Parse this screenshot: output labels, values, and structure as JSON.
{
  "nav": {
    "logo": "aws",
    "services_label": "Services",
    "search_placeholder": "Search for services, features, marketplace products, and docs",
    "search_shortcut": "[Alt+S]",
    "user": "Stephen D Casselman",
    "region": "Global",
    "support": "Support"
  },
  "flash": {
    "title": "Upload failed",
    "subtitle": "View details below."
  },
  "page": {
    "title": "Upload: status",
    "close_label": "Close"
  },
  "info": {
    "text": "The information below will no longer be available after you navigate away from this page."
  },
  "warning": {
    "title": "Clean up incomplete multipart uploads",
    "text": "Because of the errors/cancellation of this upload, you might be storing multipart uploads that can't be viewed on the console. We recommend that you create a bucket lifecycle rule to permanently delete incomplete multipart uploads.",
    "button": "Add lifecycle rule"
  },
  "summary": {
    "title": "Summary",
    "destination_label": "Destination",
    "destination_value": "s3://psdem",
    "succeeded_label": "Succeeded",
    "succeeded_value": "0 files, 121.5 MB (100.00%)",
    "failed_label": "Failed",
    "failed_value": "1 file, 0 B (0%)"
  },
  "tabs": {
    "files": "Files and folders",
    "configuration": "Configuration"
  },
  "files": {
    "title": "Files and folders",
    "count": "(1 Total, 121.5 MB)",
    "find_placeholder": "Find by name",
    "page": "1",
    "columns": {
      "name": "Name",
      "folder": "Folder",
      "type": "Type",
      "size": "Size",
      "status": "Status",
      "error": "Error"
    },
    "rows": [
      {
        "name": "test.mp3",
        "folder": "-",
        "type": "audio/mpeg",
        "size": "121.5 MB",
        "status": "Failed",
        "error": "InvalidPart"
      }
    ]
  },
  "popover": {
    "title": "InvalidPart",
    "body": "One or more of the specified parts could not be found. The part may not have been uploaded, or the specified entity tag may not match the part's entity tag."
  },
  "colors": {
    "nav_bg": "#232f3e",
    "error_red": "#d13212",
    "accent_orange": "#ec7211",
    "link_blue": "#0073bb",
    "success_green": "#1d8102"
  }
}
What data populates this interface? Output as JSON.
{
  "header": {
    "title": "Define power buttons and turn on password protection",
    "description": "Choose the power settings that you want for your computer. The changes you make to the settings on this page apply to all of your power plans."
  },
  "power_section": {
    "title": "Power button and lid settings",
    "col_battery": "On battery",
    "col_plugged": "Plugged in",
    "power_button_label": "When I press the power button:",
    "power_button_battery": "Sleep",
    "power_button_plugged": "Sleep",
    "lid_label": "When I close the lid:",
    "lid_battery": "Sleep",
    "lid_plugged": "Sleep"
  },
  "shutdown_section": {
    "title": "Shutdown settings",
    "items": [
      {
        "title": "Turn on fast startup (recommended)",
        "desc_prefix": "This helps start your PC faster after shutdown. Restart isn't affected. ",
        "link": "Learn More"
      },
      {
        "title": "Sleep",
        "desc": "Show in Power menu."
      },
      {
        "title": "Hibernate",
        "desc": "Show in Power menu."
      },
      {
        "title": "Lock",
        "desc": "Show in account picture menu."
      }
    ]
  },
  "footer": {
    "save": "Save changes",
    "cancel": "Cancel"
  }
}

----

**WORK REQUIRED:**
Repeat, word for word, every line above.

**SOLUTION TO THE EXERCISE:**
Parse this screenshot: output labels, values, and structure as JSON.
{
  "nav": {
    "logo": "aws",
    "services_label": "Services",
    "search_placeholder": "Search for services, features, marketplace products, and docs",
    "search_shortcut": "[Alt+S]",
    "user": "Stephen D Casselman",
    "region": "Global",
    "support": "Support"
  },
  "flash": {
    "title": "Upload failed",
    "subtitle": "View details below."
  },
  "page": {
    "title": "Upload: status",
    "close_label": "Close"
  },
  "info": {
    "text": "The information below will no longer be available after you navigate away from this page."
  },
  "warning": {
    "title": "Clean up incomplete multipart uploads",
    "text": "Because of the errors/cancellation of this upload, you might be storing multipart uploads that can't be viewed on the console. We recommend that you create a bucket lifecycle rule to permanently delete incomplete multipart uploads.",
    "button": "Add lifecycle rule"
  },
  "summary": {
    "title": "Summary",
    "destination_label": "Destination",
    "destination_value": "s3://psdem",
    "succeeded_label": "Succeeded",
    "succeeded_value": "0 files, 121.5 MB (100.00%)",
    "failed_label": "Failed",
    "failed_value": "1 file, 0 B (0%)"
  },
  "tabs": {
    "files": "Files and folders",
    "configuration": "Configuration"
  },
  "files": {
    "title": "Files and folders",
    "count": "(1 Total, 121.5 MB)",
    "find_placeholder": "Find by name",
    "page": "1",
    "columns": {
      "name": "Name",
      "folder": "Folder",
      "type": "Type",
      "size": "Size",
      "status": "Status",
      "error": "Error"
    },
    "rows": [
      {
        "name": "test.mp3",
        "folder": "-",
        "type": "audio/mpeg",
        "size": "121.5 MB",
        "status": "Failed",
        "error": "InvalidPart"
      }
    ]
  },
  "popover": {
    "title": "InvalidPart",
    "body": "One or more of the specified parts could not be found. The part may not have been uploaded, or the specified entity tag may not match the part's entity tag."
  },
  "colors": {
    "nav_bg": "#232f3e",
    "error_red": "#d13212",
    "accent_orange": "#ec7211",
    "link_blue": "#0073bb",
    "success_green": "#1d8102"
  }
}
What data populates this interface? Output as JSON.
{
  "header": {
    "title": "Define power buttons and turn on password protection",
    "description": "Choose the power settings that you want for your computer. The changes you make to the settings on this page apply to all of your power plans."
  },
  "power_section": {
    "title": "Power button and lid settings",
    "col_battery": "On battery",
    "col_plugged": "Plugged in",
    "power_button_label": "When I press the power button:",
    "power_button_battery": "Sleep",
    "power_button_plugged": "Sleep",
    "lid_label": "When I close the lid:",
    "lid_battery": "Sleep",
    "lid_plugged": "Sleep"
  },
  "shutdown_section": {
    "title": "Shutdown settings",
    "items": [
      {
        "title": "Turn on fast startup (recommended)",
        "desc_prefix": "This helps start your PC faster after shutdown. Restart isn't affected. ",
        "link": "Learn More"
      },
      {
        "title": "Sleep",
        "desc": "Show in Power menu."
      },
      {
        "title": "Hibernate",
        "desc": "Show in Power menu."
      },
      {
        "title": "Lock",
        "desc": "Show in account picture menu."
      }
    ]
  },
  "footer": {
    "save": "Save changes",
    "cancel": "Cancel"
  }
}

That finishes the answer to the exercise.